Reale has made a serious commitment to machine automation GPS. Between purchased and leased Leica GPS equipment, Reale says its collective market value exceeds $500,000. Charlie Manfred, project superintendent for A.P. Reale & Sons, agrees with Reale’s decision to make the commitment. “This has been a very good move for improving the quality of grading we performed on this project. I must give the people at Destiny USA a lot of credit for encouraging us to get involved with GPS technology for both machine automation and general surveying. They saw the value in this technology, as we do now,” said Manfred.

Reale says the leased equipment is more than paying for itself as it is used on the project and as lower grading costs are experienced by the contractor. He says that is not all; the purchased GPS equipment, which cost the company about $175,000, will be paid off in 12 months through the reduced surveying costs experienced.

Essentially, it is the improved surveying and grading-excavating efficiencies that are translating into greater profitability. For example, a major undertaking on the Destiny USA project is the grading of six new parking lots that total 1.3 million square feet. Four of the parking lots are prepped by grading the subgrade followed by grading the newly laid subbase that is prior to paving it with hot mix asphalt. The other two parking lots are likewise brought to the specified subgrade grade and then to the subbase grade. Paving these two parking lots has been deferred to a later date.

With GPS 3D technology applied while grading the parking lots, there are considerable costs saved by eliminating the labor to survey and install approximately 570 survey stakes that are placed in a 50-foot grid pattern.

Surveying-staking requires at least two high-priced people to carry out the surveying, install the stakes, and mark each one accordingly; then as needed, they repeatedly revisit the surveyed area to resurvey and restake the inadvertently knocked-down stakes that are caused by the normal movements of working construction equipment and aggregates of delivery trucks. Instead, of all these surveying-staking activities, a lone surveyor with a portable Leica rover in hand periodically verifies the new grades as they are created with the bulldozers and motor graders. Since equipment operators using GPS technology know precisely at what grades they are grading, the surveyor with the Leica rover is used primarily to verify the grades.

Besides grading the parking lots, six surface-water collector/sediment ponds were excavated and graded by using the two hydraulic excavators fitted with Leica DigSmart 3D GPS Systems. Each sediment pond was dug four feet deep with two ponds each 70,000 square feet, and four ponds each 30,000 square feet. The ponds’ total excavated surface area to be graded is 260,000 square feet. The sides of the ponds were graded on a 1:2 slope.
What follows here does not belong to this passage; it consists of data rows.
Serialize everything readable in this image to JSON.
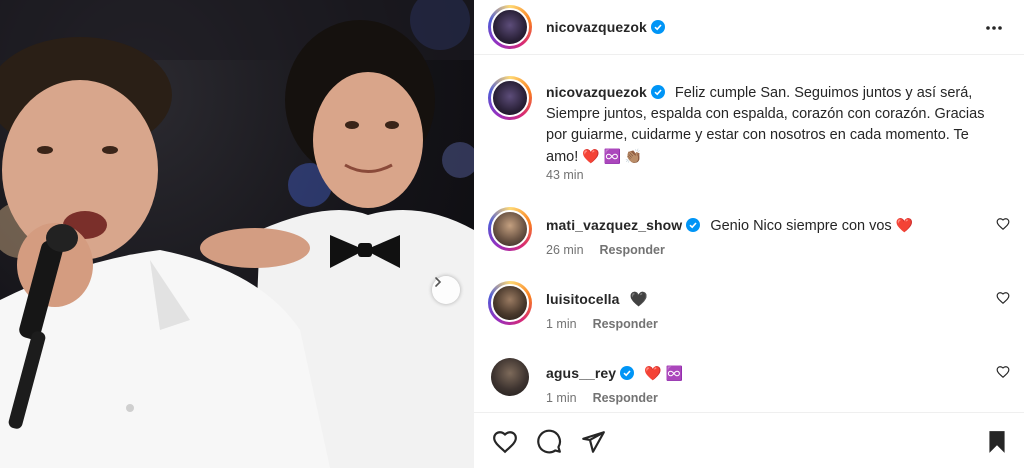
{
  "post": {
    "author": "nicovazquezok",
    "carousel_next_icon": "chevron-right-icon"
  },
  "caption": {
    "username": "nicovazquezok",
    "text": "Feliz cumple San. Seguimos juntos y así será, Siempre juntos, espalda con espalda, corazón con corazón. Gracias por guiarme, cuidarme y estar con nosotros en cada momento. Te amo!",
    "emojis": "❤️ ♾️ 👏🏽",
    "time": "43 min"
  },
  "comments": [
    {
      "username": "mati_vazquez_show",
      "verified": true,
      "text": "Genio Nico siempre con vos",
      "emoji": "❤️",
      "time": "26 min",
      "reply": "Responder"
    },
    {
      "username": "luisitocella",
      "verified": false,
      "text": "",
      "emoji": "🖤",
      "time": "1 min",
      "reply": "Responder"
    },
    {
      "username": "agus__rey",
      "verified": true,
      "text": "",
      "emoji": "❤️ ♾️",
      "time": "1 min",
      "reply": "Responder"
    }
  ],
  "actions": {
    "like_icon": "heart-icon",
    "comment_icon": "comment-icon",
    "share_icon": "send-icon",
    "save_icon": "bookmark-icon"
  },
  "colors": {
    "verified": "#0095f6",
    "heart": "#e0245e",
    "secondary_text": "#737373",
    "border": "#efefef"
  }
}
Normally, it would require about 80 stakes to be installed on a 50-foot grid pattern.

Another excavation task carried out by a hydraulic excavator was a cut-and cover, buildings-utilities services tunnel 8 feet deep by 30 feet wide by 700 feet long. Staking here would entail installing about 30 stakes.
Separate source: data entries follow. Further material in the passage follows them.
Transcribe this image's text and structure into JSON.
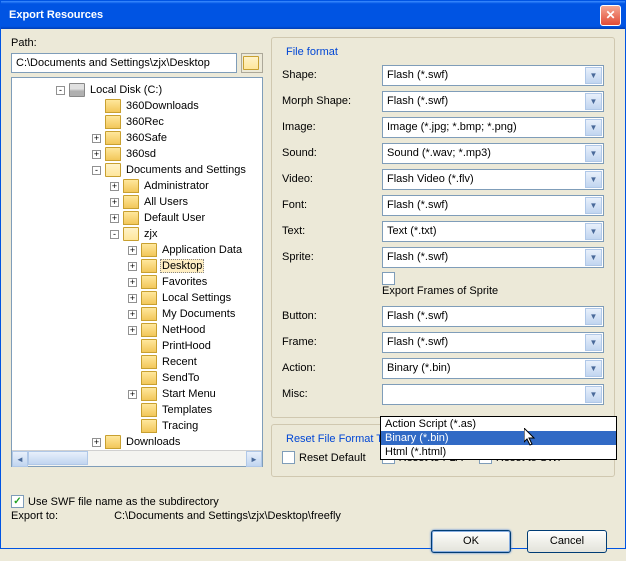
{
  "title": "Export Resources",
  "path_label": "Path:",
  "path_value": "C:\\Documents and Settings\\zjx\\Desktop",
  "tree": {
    "drive": "Local Disk (C:)",
    "items": [
      {
        "label": "360Downloads",
        "level": 2,
        "exp": ""
      },
      {
        "label": "360Rec",
        "level": 2,
        "exp": ""
      },
      {
        "label": "360Safe",
        "level": 2,
        "exp": "+"
      },
      {
        "label": "360sd",
        "level": 2,
        "exp": "+"
      },
      {
        "label": "Documents and Settings",
        "level": 2,
        "exp": "-",
        "open": true
      },
      {
        "label": "Administrator",
        "level": 3,
        "exp": "+"
      },
      {
        "label": "All Users",
        "level": 3,
        "exp": "+"
      },
      {
        "label": "Default User",
        "level": 3,
        "exp": "+"
      },
      {
        "label": "zjx",
        "level": 3,
        "exp": "-",
        "open": true
      },
      {
        "label": "Application Data",
        "level": 4,
        "exp": "+"
      },
      {
        "label": "Desktop",
        "level": 4,
        "exp": "+",
        "selected": true
      },
      {
        "label": "Favorites",
        "level": 4,
        "exp": "+"
      },
      {
        "label": "Local Settings",
        "level": 4,
        "exp": "+"
      },
      {
        "label": "My Documents",
        "level": 4,
        "exp": "+"
      },
      {
        "label": "NetHood",
        "level": 4,
        "exp": "+"
      },
      {
        "label": "PrintHood",
        "level": 4,
        "exp": ""
      },
      {
        "label": "Recent",
        "level": 4,
        "exp": ""
      },
      {
        "label": "SendTo",
        "level": 4,
        "exp": ""
      },
      {
        "label": "Start Menu",
        "level": 4,
        "exp": "+"
      },
      {
        "label": "Templates",
        "level": 4,
        "exp": ""
      },
      {
        "label": "Tracing",
        "level": 4,
        "exp": ""
      },
      {
        "label": "Downloads",
        "level": 2,
        "exp": "+"
      }
    ]
  },
  "file_format": {
    "title": "File format",
    "rows": [
      {
        "label": "Shape:",
        "value": "Flash (*.swf)"
      },
      {
        "label": "Morph Shape:",
        "value": "Flash (*.swf)"
      },
      {
        "label": "Image:",
        "value": "Image (*.jpg; *.bmp; *.png)"
      },
      {
        "label": "Sound:",
        "value": "Sound (*.wav; *.mp3)"
      },
      {
        "label": "Video:",
        "value": "Flash Video (*.flv)"
      },
      {
        "label": "Font:",
        "value": "Flash (*.swf)"
      },
      {
        "label": "Text:",
        "value": "Text (*.txt)"
      },
      {
        "label": "Sprite:",
        "value": "Flash (*.swf)"
      }
    ],
    "export_frames": "Export Frames of Sprite",
    "rows2": [
      {
        "label": "Button:",
        "value": "Flash (*.swf)"
      },
      {
        "label": "Frame:",
        "value": "Flash (*.swf)"
      },
      {
        "label": "Action:",
        "value": "Binary (*.bin)"
      },
      {
        "label": "Misc:",
        "value": ""
      }
    ]
  },
  "dropdown_options": [
    "Action Script (*.as)",
    "Binary (*.bin)",
    "Html (*.html)"
  ],
  "reset": {
    "title": "Reset File Format Target",
    "default": "Reset Default",
    "fla": "Reset to FLA",
    "swf": "Reset to SWF"
  },
  "use_swf_checkbox": "Use SWF file name as the subdirectory",
  "export_to_label": "Export to:",
  "export_to_value": "C:\\Documents and Settings\\zjx\\Desktop\\freefly",
  "ok": "OK",
  "cancel": "Cancel"
}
One of the major challenges in excavating-grading sediment ponds or cut-and-cover tunnels is in holding to the specified slope grade and not overcutting the specified excavation grade. Both errors can be completely avoided if the excavator operator follows the GradeSmart System’s monitor readout while excavating or grading.

Finally, there is an existing asphalt-cement-paved parking lot used by people shopping at the Carousel Center Mall. A section of the parking lot is being excavated to construct a new Destiny USA building. There are 300,000 square feet of pavement, subbase and subgrade, that are being excavated. Starting at the existing mall, the excavation depth is 0.0 feet and graduates to an 8-foot depth at the far end of the parking lot.

There are parking lot underground utilities to contend with, but that presents no major issues while excavating because the exact positions of the utilities have been documented by using sophisticated radar measuring equipment. There would be issues, however, if the bulldozer were not equipped with the GPS system. The system takes all of the guesswork out of the equation for excavating and grading.